Up to the time I was 17 there were ushers at movies. And you could smoke in the lobbies. The first job I ever had I was a porter at a bowling alley, which was sort of a general purpose job - getting things for people, like drinks, and setting pins. I pumped gas, too.
I didn't mind any of those jobs. And they've gone away because of our crushing taxes.
These days, just about everything you do is for the government. Fortunately these days I can do my taxes online, but when I did them on paper it took three or four hours and I always had a headache.
By the way, you could smoke in fast-food places. I also remember the guy in the milk truck delivering fresh milk in a glass bottle to us every morning.
In some ways we are indentured servants. Sure we can withdraw but what? Where to go?
I once read an article years about about homeless men - many said they just wanted to be free and to be left alone.
One of the smartest writers I ever encountered was Eric Hoffer, who during the Depression traveled the country going from harvest to harvest picking crops. It's all he wanted do, since it let him free to think and write. As far as I know he never had a job. He spent his money on what he described as "brothels," which is a word never used anymore.
Because of automation and other things (the destruction of marriage) it appears society is going to be split into two classes - the highly-paid who serve the Machines and the poorly-paid who don't. But I'm starting to believe the poorly-paid, who might choose to work just enough to support themselves, might be more free than the highly-paid and their 60 hours a week.
As for treehouses, I built several as a kid and used to go up there and just sit and look out the window and observe things.
This article is from Dr. Helen and was written by her.
I am convinced I am after reading Craig Lambert’s new book Shadow Work: The Unpaid, Unseen Jobs That Fill Your Day The book makes the compelling argument that we are all doing unpaid work for businesses and organizations. I will add in that we also do a lot of work for the government (didn’t many of us just fill out our own tax returns and hire accountants?) but that is another long blog post for another day. Anyway, here is the the gist of the book:
With the exception of sleep, humans spend more of their lifetimes on work than any other activity. It is central to our economy, society, and the family. It underpins our finances and our sense of meaning in life. Given the overriding importance of work, we need to recognize a profound transformation in the nature of work that is significantly altering lives: the incoming tidal wave of shadow work.

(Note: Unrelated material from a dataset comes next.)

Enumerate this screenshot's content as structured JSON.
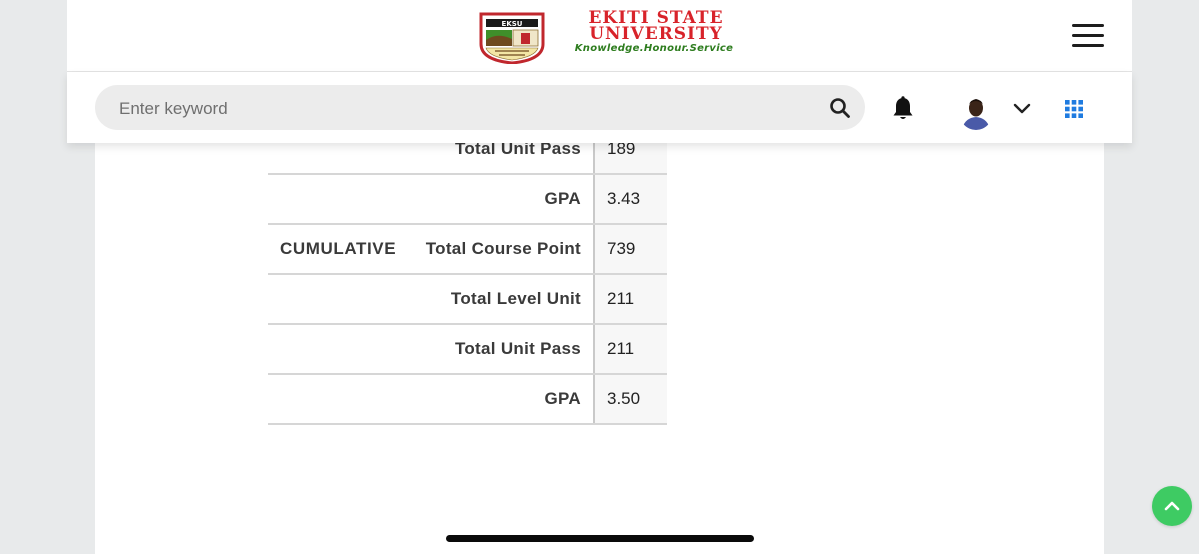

Shadow work includes all the unpaid tasks we do on behalf of businesses and organizations. It has slipped into our routines stealthily; most of us do not realize how much of it we are already doing, even as we pump our own gas, scan and bag our own groceries, execute our own stock trades, and build our own unassembled furniture. But its presence is unmistakable, and its effects far-reaching.
Fueled by the twin forces of technology and skyrocketing personnel costs, shadow work has taken a foothold in our society. Lambert terms its prevalence as “middle-class serfdom,” and examines its sources in the invasion of robotics, the democratization of expertise, and new demands on individuals at all levels of society. The end result? A more personalized form of consumption, a great social leveling (pedigrees don’t help with shadow work!), and the weakening of communities as robotics reduce daily human interaction.
I often think of all the activities I do that consume so much of my time in “shadow work.” I needed to contact my bank but no one answered the customer service line so I got online and waited three days until someone replied. I recently went to Whole Foods where I picked up my own lunch off a salad bar, and went to the gas station to pump my own gas. We have no gas station attendants anywhere in our town. I spend part of my days deleting spam emails from companies wanting sales and then the other part deleting voice mails from telemarketers. It is eating up a good part of my day.
As the author points out: “In the 1950s, tasks like pumping gas, typing letters, researching products, checking out groceries, composing salads, disposing of cans and bottles, handling bank deposits, and driving the kids to school were handled by pump jockeys, secretaries, salespeople, cashiers, waitresses, garbage men, tellers, and bus drivers. Today, you have inherited these jobs. They have become shadow work.”
Are you a shadow worker? What tasks do you do daily that eat up your time and are annoying? Which are beneficial?